PREOPERATIVE MANAGEMENT OF PATIENTS WITH CARDIOVASCULAR DISEASES FOR ELECTIVE CANCER SURGERY

A. N. Sumin
2019 Complex Issues of Cardiovascular Diseases  
Significant progress in the diagnosis and treatment of cancer resulted in a marked improvement in the survival of these patients. Declining mortality in acute cardiovascular diseases is accompanied by an increase in the proportion of patients with chronic cardiovascular pathology. Both trends resulted in a growing cohort of patients with concomitant oncology and cardiovascular disease, given rise to cardiooncology, a rapidly growing field. Cardio-oncology incudes a variety of clinical issues,
more » ... clinical issues, particularly preoperative assessment of patients for cancer surgery. However, this section has been recently neglected in the recent guidelines. This review focuses on the preoperative management of patients with cardiovascular diseases for elective cancer surgeries. It reports the existing algorithm of assessing the risk of cardiac events in non-cardiac surgeries relatively to cancer patients. Current international and national guidelines were published in 2014 and, therefore, do not contain the latest evidences. Thus, this review summarizes all recent data and provides a modified and simplified preoperative management strategy for cancer patients. In particular, surgical risk assessment should be comprehensive, taking into account the complexity of the surgical procedures and the severity of comorbidity. The review discusses specific risk assessment scales proposed for different groups of cancer patients (for example, the ThRCRI scale in surgeries for non-small cell lung cancer). In addition, it contains various options for assessing the functional status of patients (stress tests, including spiroergometry, DASI index, assessment tables). Current recommendations on additional screening and preventive treatment of patients are summarized and addressed to the healthcare specialists and researchers studying perioperative risk assessment in cancer surgery.

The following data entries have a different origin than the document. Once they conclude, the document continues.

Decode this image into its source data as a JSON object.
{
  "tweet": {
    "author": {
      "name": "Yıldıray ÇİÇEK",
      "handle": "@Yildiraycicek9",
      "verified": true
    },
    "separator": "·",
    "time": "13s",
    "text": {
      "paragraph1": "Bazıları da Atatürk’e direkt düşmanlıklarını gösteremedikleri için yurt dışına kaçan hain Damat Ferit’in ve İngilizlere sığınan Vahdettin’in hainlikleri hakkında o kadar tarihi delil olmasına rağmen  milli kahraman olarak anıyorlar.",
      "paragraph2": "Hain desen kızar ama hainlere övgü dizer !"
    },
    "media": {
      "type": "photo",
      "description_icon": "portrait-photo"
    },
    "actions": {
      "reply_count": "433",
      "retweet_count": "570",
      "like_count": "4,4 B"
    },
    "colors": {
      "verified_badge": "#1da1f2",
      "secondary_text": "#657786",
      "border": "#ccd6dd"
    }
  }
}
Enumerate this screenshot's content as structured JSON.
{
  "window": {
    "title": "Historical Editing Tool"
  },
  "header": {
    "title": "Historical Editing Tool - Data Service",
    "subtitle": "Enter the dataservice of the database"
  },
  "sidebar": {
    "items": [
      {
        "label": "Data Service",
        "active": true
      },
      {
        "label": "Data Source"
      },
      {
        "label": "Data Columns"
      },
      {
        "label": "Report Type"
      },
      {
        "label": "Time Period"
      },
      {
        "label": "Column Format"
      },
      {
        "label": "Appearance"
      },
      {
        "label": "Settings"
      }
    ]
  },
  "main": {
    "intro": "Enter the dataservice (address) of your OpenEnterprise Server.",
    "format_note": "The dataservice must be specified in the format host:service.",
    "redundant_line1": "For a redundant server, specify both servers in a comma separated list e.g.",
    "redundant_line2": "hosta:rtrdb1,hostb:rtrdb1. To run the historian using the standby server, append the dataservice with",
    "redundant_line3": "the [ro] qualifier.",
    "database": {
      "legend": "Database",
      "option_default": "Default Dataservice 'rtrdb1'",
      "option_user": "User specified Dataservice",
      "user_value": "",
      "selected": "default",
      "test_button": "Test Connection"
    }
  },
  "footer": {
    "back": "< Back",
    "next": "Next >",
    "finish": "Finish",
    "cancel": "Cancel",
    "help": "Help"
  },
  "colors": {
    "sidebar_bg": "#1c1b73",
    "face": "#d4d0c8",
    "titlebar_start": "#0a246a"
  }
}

doi:10.17802/2306-1278-2019-8-1-123-133 fatcat:6kv3ve557fh7xghfhkrxflrxqu